Stored entries
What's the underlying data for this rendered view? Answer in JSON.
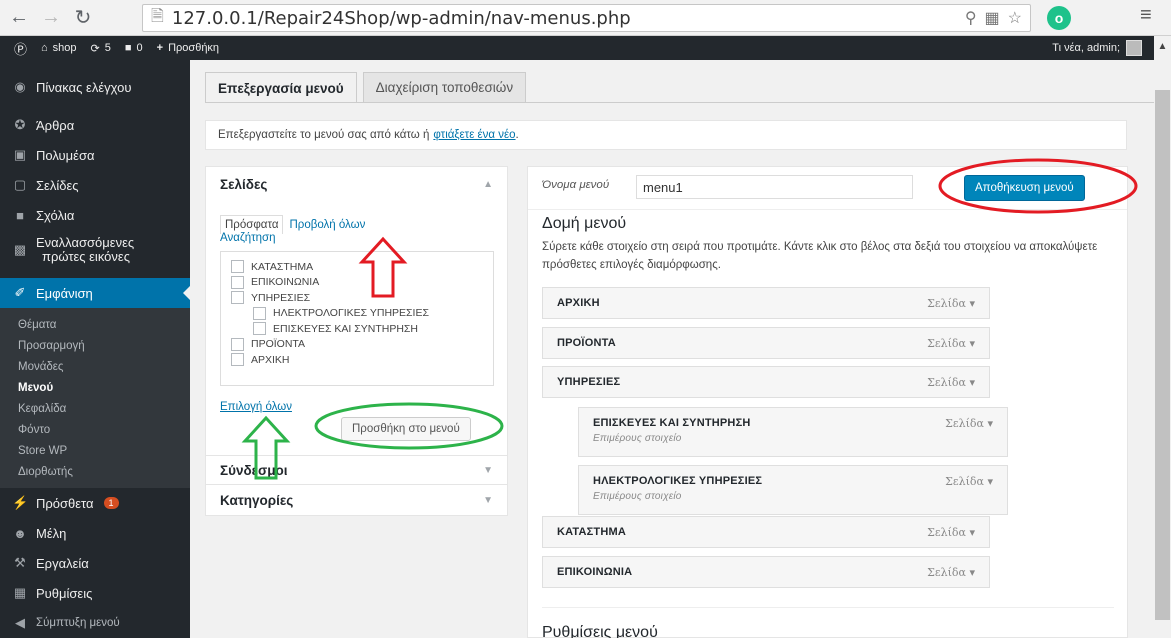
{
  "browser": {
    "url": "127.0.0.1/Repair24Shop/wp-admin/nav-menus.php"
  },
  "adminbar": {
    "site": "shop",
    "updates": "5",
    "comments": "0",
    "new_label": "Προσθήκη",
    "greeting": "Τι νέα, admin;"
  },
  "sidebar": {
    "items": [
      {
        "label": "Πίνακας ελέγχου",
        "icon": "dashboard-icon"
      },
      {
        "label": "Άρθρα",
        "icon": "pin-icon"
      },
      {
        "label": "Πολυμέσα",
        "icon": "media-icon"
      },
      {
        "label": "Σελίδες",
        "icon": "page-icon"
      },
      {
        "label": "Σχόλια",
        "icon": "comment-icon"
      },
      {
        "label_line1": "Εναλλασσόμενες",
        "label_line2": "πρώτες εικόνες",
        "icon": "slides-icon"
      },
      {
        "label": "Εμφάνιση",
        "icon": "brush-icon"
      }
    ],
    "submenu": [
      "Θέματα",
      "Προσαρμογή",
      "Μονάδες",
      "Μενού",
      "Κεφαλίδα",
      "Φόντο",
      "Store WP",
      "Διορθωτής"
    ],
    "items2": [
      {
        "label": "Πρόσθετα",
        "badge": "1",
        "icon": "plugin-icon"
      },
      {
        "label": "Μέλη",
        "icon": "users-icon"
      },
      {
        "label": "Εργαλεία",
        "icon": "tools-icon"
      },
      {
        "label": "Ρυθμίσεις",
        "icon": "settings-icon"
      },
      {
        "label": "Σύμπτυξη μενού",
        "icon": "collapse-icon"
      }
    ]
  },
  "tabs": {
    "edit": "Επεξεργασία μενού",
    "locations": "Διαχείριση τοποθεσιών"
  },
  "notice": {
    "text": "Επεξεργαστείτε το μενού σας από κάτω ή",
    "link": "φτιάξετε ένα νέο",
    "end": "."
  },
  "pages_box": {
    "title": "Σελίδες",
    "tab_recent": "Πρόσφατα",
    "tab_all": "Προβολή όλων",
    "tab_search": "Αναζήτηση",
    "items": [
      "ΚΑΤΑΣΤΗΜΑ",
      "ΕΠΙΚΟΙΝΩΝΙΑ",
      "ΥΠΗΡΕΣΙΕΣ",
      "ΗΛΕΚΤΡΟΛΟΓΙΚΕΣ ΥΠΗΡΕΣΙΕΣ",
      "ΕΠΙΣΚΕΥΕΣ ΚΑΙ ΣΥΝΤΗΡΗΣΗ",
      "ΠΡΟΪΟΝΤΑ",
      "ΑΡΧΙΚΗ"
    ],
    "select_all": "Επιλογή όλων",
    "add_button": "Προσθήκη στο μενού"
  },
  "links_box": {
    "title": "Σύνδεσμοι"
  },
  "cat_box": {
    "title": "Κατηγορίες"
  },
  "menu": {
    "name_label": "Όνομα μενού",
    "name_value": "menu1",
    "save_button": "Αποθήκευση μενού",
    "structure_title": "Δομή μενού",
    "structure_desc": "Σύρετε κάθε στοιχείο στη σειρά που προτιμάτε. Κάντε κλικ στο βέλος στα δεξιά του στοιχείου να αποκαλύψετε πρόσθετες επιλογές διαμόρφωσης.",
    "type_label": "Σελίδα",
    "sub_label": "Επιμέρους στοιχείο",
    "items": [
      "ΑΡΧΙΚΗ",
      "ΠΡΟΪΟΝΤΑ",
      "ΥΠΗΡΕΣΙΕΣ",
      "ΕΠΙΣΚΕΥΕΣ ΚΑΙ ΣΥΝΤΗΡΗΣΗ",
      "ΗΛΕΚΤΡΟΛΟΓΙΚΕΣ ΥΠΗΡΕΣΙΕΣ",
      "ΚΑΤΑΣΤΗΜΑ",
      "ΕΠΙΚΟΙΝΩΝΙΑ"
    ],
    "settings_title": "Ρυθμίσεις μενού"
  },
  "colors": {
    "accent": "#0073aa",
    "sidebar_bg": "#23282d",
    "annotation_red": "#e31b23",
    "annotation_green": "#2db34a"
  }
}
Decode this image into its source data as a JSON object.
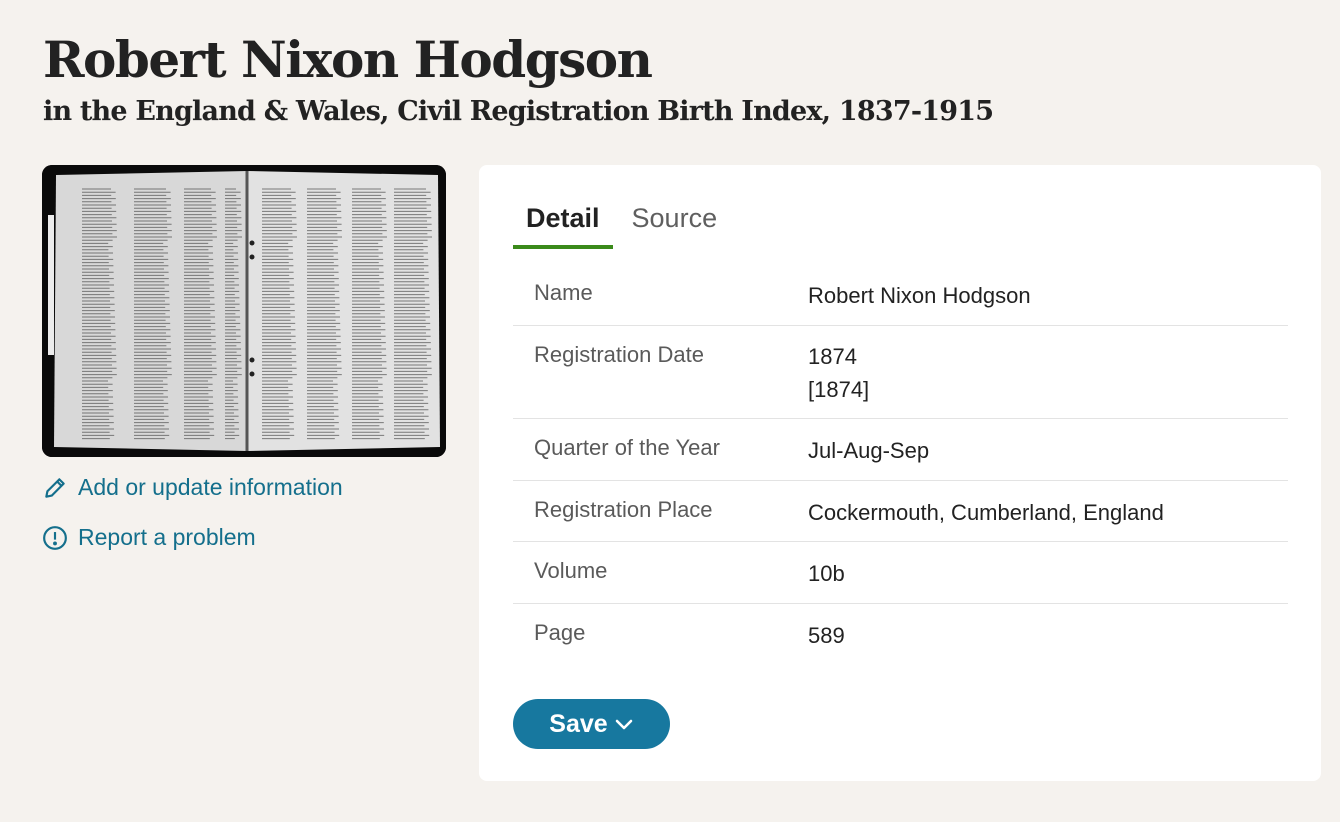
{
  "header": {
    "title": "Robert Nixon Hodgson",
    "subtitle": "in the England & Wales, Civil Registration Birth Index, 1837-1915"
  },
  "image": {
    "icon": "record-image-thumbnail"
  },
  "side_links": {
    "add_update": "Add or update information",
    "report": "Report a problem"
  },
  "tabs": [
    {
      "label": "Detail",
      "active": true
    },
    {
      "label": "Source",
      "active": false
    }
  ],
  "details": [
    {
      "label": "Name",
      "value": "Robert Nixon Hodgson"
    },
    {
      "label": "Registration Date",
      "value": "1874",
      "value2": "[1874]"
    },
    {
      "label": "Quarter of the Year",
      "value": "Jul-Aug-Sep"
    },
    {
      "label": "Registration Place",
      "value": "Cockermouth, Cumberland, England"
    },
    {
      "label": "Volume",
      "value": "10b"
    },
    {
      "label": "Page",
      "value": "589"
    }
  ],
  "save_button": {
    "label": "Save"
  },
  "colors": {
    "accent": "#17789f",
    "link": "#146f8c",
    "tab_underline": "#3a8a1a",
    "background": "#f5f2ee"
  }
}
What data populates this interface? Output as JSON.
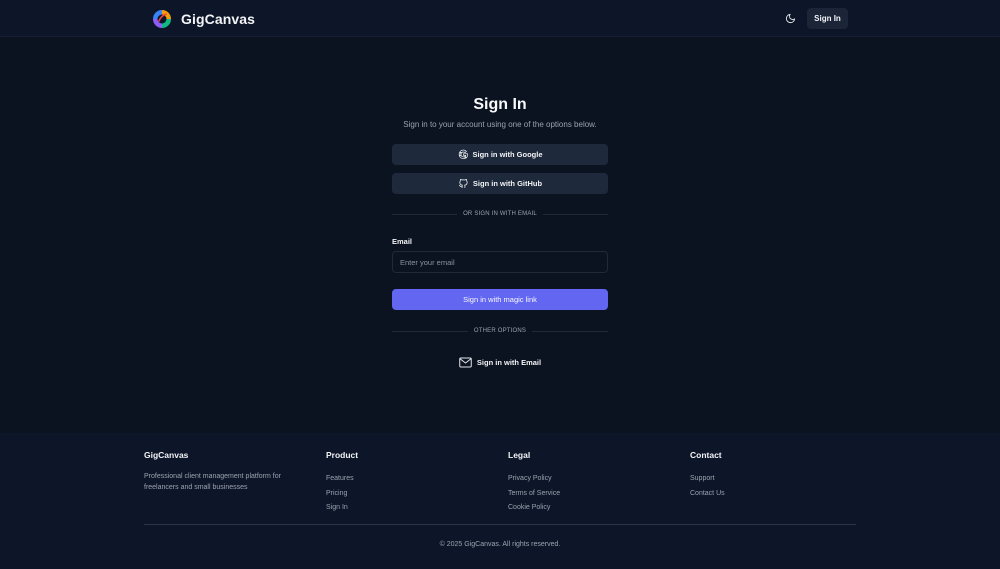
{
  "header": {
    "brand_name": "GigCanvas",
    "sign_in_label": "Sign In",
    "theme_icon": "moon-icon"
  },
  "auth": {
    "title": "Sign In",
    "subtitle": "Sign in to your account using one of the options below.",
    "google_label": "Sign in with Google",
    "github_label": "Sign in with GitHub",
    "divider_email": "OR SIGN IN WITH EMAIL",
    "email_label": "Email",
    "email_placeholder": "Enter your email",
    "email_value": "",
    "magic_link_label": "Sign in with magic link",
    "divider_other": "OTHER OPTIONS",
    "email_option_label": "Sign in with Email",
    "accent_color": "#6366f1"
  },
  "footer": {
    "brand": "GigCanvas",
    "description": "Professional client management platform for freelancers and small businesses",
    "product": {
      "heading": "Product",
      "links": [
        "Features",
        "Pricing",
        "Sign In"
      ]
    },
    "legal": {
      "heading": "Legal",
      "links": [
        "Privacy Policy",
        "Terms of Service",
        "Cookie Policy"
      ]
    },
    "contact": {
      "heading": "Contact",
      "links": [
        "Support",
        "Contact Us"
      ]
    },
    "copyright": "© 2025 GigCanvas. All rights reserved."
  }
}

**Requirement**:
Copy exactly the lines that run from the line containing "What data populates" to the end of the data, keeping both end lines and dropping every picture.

**Your solution**:
What data populates this interface? Output as JSON.
{
  "header": {
    "brand_name": "GigCanvas",
    "sign_in_label": "Sign In",
    "theme_icon": "moon-icon"
  },
  "auth": {
    "title": "Sign In",
    "subtitle": "Sign in to your account using one of the options below.",
    "google_label": "Sign in with Google",
    "github_label": "Sign in with GitHub",
    "divider_email": "OR SIGN IN WITH EMAIL",
    "email_label": "Email",
    "email_placeholder": "Enter your email",
    "email_value": "",
    "magic_link_label": "Sign in with magic link",
    "divider_other": "OTHER OPTIONS",
    "email_option_label": "Sign in with Email",
    "accent_color": "#6366f1"
  },
  "footer": {
    "brand": "GigCanvas",
    "description": "Professional client management platform for freelancers and small businesses",
    "product": {
      "heading": "Product",
      "links": [
        "Features",
        "Pricing",
        "Sign In"
      ]
    },
    "legal": {
      "heading": "Legal",
      "links": [
        "Privacy Policy",
        "Terms of Service",
        "Cookie Policy"
      ]
    },
    "contact": {
      "heading": "Contact",
      "links": [
        "Support",
        "Contact Us"
      ]
    },
    "copyright": "© 2025 GigCanvas. All rights reserved."
  }
}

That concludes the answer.